Radar's trailblazing efforts fall under the mission of the Bombshelter Crew, a no-rules Phoenix DJ troupe that focuses on fusing all forms of music through innovative ideas.
"Bombshelter is a concept that all music is pretty much universal; the only thing separating it is about 10 beats per minute," Bombshelter co-founder Emile said. "At 92 beats per minute you got hip-hop, at 100 take out the vocals you got trip-hop, at 110 you got R&B or maybe two-step, at 120 you got house, at 130 progressive house. You haven't done anything to that beat other than speed it up, but you got the urban black market here, the gays here, and you are separating all these different types of people and stereotyping them based on a tempo. It's musical racism."
The Bombshelter Crew's genre-bending take is captured on Future's Past, a mix album due Tuesday (March 20) that combines a wide range of tracks released on Tom Chasteen's Exist Dance Records over the past decade.
Radar and Emile recorded the album on four turntables and two mixers in one night. Radar holds back from scratching on the album to focus on a solid mix that slowly builds in tempo from beginning to end.
"A lot of people from my scene, they skipped over the main concept of DJing, which is mixing," Radar said. "The basics of hip-hop were founded on parties, bringing people together with mixes."
Future's Past blends a bit everything, from techno (Freaky Chakra's "Transcendental Funk Bump") to hip-hop (High Lonesome Sound System's "Champion Sound"), including Tranquility Bass' "They Came in Peace," the song that inspired Emile to form the Bombshelter Crew.
"I remember hearing it when it came out in '91. It was just amazing," Emile said. "It was hip-hop, and kind of psychedelic.
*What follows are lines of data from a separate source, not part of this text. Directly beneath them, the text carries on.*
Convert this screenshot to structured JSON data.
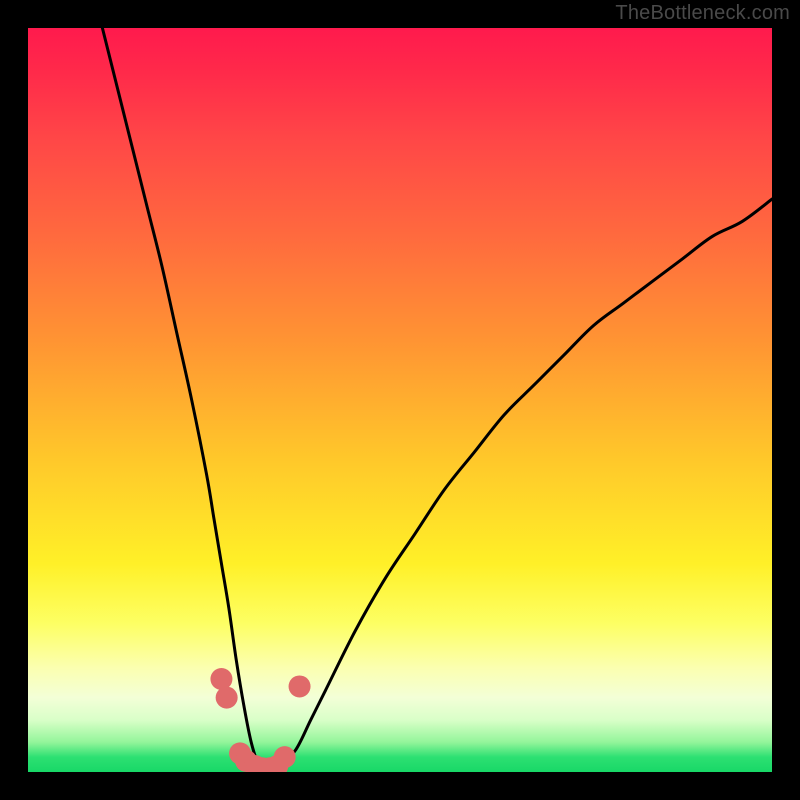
{
  "watermark": "TheBottleneck.com",
  "chart_data": {
    "type": "line",
    "title": "",
    "xlabel": "",
    "ylabel": "",
    "xlim": [
      0,
      100
    ],
    "ylim": [
      0,
      100
    ],
    "grid": false,
    "legend": false,
    "series": [
      {
        "name": "bottleneck-curve",
        "x": [
          10,
          12,
          14,
          16,
          18,
          20,
          22,
          24,
          25,
          26,
          27,
          28,
          29,
          30,
          31,
          32,
          33,
          34,
          36,
          38,
          40,
          44,
          48,
          52,
          56,
          60,
          64,
          68,
          72,
          76,
          80,
          84,
          88,
          92,
          96,
          100
        ],
        "values": [
          100,
          92,
          84,
          76,
          68,
          59,
          50,
          40,
          34,
          28,
          22,
          15,
          9,
          4,
          1,
          0,
          0,
          1,
          3,
          7,
          11,
          19,
          26,
          32,
          38,
          43,
          48,
          52,
          56,
          60,
          63,
          66,
          69,
          72,
          74,
          77
        ]
      }
    ],
    "markers": [
      {
        "name": "marker-left-upper",
        "x": 26.0,
        "y": 12.5
      },
      {
        "name": "marker-left-mid",
        "x": 26.7,
        "y": 10.0
      },
      {
        "name": "marker-left-low-1",
        "x": 28.5,
        "y": 2.5
      },
      {
        "name": "marker-left-low-2",
        "x": 29.3,
        "y": 1.5
      },
      {
        "name": "marker-bottom-1",
        "x": 30.5,
        "y": 0.8
      },
      {
        "name": "marker-bottom-2",
        "x": 31.5,
        "y": 0.5
      },
      {
        "name": "marker-bottom-3",
        "x": 32.5,
        "y": 0.5
      },
      {
        "name": "marker-bottom-4",
        "x": 33.5,
        "y": 0.8
      },
      {
        "name": "marker-right-low",
        "x": 34.5,
        "y": 2.0
      },
      {
        "name": "marker-right-upper",
        "x": 36.5,
        "y": 11.5
      }
    ],
    "marker_style": {
      "color": "#e06a6a",
      "radius_px": 11
    }
  },
  "colors": {
    "curve": "#000000",
    "marker": "#e06a6a",
    "background_top": "#ff1a4d",
    "background_bottom": "#18d867",
    "frame": "#000000",
    "watermark": "#4a4a4a"
  }
}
And then every other release [on Exist Dance] was something different. A lot of people like different types of music, but a lot of DJs are monochromatic. I don't see anything out there that would indicate to me that playing one style of music is acceptable."
The Bombshelter Crew, which also includes Z-Trip, with whom Radar mixed the underground classic Future Primitive, is supporting its recordings with North American shows of all styles.
"We play drum'n'bass, hip-hop, hardcore, dub, electro it all depends on the crowd," Radar said. "We can never get burned out. And the crowd won't either. They can't just say, 'Oh, it's Bombshelter.' Because we don't even know what we're going to do."
"Radar is going to be doing the symphony until 8 or 9, and then we're going to do a set at the house club, shoot over to the rave and then do a downtempo acid jazz night afterwards," Emile envisioned.
The Bombshelter Crew is also working on several other recordings, including a revolutionary techno hip-hop record and an electro album.
"We're not about wearing shiny shirts and getting chicks," Emile said. "How many DJs can say they have a concept behind what they are doing? [Paul] Oakenfold and those guys, those are Mariah Carey remixes. We're trying to push instrumental music forward."